why did i watch this movie?

I really, really liked McKee’s The Woman, and as mentioned just above, this flick got good press and sounded like my kinda thing.

should you watch this movie?

I would describe it as an emotional investment, but with that advisory, yeah, I recommend it.

highlight and low point

Several of the roles are performed impeccably, particularly May’s, and the more overtly funny moments are pretty damn good. (One of which is also among the sadder moments.) After the long, careful buildup, the decline and fall happens a little too quickly, but it’s easy enough to accept given the circumstances.

rating from outer space: a-

Death Ship (1980)

directed by alvin rakoff
bloodstar productions ltd./astral films limited

Confession time: It will in no way be possible for me to describe in mere words this incredible movie, and trust me, when I say “incredible,” I mean it. What we have here is one of the most completely batshit cinematic wonders ever concocted. Just about every time I was convinced nothing could top what I had just seen, well, you can probably guess where I’m going with this. How even to begin … Loath as I am to provide spoilers in these reviews (or indeed, as you may have noticed, much relevant information at all), let me relate to you this movie’s plot. A cruise ship is rammed by an unmanned Nazi vessel that pilots itself and is apparently sentient. It’s also bloodthirsty. No, really, the ship needs blood. We know this because after former cruise ship captain George Kennedy is taken over by the evil spirit of Death Ship, he informs his would-be successor Richard Crenna, when revealing his/its plans to kill said would-be successor and his family. (This is ¾ of the way through; almost everyone else who survived the initial calamitous event has already been bumped off by D. S.) Luckily for me, I was watching a version of this insanity that was helpfully subtitled, so as to highlight the ace dialogue, and treating me to captions such as [almighty crash], [explosion], and my personal favorite, [faint sounds of torture and suffering]. Although assuredly unintentional, this film is nonetheless a laugh riot.

why did i watch this movie?

DEATH. SHIP. Also, George Kennedy – guarantor of quality.

should you watch this movie?

Oh my, yes.

highlight and low point
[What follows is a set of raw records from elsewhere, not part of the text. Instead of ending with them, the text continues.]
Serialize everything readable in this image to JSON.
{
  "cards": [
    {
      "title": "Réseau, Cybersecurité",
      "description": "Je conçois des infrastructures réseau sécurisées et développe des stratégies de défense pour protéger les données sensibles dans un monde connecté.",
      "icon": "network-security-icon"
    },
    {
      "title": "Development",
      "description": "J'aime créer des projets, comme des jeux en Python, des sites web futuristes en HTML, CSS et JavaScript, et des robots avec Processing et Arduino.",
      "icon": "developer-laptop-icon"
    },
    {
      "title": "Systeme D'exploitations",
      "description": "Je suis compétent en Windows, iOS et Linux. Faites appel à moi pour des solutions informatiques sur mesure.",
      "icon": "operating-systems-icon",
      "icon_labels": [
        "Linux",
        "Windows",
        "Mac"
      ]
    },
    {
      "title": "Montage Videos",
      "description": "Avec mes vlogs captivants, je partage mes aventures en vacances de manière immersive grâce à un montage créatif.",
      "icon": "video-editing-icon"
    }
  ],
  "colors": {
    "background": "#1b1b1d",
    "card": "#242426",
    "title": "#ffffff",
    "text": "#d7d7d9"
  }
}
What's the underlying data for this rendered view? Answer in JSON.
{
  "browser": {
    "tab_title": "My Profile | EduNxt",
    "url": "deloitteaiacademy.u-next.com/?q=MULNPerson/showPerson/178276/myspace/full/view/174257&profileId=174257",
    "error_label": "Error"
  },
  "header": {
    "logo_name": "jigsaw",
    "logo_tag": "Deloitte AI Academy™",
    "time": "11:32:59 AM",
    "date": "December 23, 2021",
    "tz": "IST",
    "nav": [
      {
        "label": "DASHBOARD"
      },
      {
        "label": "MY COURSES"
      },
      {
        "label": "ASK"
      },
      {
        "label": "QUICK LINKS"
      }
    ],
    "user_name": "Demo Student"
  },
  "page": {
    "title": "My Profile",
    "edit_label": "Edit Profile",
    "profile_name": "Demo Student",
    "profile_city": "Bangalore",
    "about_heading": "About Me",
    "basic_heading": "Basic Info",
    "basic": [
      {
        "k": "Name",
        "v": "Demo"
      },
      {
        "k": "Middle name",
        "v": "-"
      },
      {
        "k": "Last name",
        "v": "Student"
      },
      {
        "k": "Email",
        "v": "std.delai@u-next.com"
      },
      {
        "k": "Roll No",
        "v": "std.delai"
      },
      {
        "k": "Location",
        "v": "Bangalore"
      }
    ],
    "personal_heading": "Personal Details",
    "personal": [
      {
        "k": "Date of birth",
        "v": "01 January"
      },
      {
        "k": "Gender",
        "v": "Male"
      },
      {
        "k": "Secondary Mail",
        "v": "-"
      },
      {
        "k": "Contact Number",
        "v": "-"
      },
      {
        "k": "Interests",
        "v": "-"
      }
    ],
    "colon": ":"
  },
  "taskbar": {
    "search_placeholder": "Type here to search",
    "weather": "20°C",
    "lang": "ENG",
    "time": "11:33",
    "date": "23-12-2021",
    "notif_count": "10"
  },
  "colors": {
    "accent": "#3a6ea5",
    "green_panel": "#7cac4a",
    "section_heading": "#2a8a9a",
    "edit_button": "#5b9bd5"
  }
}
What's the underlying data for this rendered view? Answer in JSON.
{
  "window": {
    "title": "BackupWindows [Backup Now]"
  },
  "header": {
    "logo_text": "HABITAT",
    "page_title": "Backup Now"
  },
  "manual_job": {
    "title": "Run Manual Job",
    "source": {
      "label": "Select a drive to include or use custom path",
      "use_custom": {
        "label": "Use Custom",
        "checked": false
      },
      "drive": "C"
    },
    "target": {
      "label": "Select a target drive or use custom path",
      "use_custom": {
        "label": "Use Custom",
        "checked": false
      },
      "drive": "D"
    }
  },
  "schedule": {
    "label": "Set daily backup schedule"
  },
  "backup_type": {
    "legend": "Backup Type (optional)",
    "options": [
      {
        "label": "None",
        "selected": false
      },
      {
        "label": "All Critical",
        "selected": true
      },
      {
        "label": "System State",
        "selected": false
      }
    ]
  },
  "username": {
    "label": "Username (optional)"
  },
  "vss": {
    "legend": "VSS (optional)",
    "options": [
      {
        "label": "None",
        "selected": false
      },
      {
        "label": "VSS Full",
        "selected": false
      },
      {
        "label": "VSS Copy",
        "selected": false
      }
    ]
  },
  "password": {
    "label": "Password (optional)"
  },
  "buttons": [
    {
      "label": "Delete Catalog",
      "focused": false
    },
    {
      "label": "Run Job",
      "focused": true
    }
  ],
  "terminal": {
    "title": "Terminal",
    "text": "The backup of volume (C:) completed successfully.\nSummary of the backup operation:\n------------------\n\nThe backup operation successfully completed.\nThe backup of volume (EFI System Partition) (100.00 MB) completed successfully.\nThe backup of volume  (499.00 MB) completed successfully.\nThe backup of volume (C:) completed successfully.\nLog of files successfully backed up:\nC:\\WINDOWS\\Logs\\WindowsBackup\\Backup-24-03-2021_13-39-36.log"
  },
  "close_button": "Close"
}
Have I mentioned the stock footage? Or the children? Have a sampling of the drama:

“Where do you plan to sail her?”

“Eternity, Marshall. Eternity.”

rating from outer space: +/−

oh, no!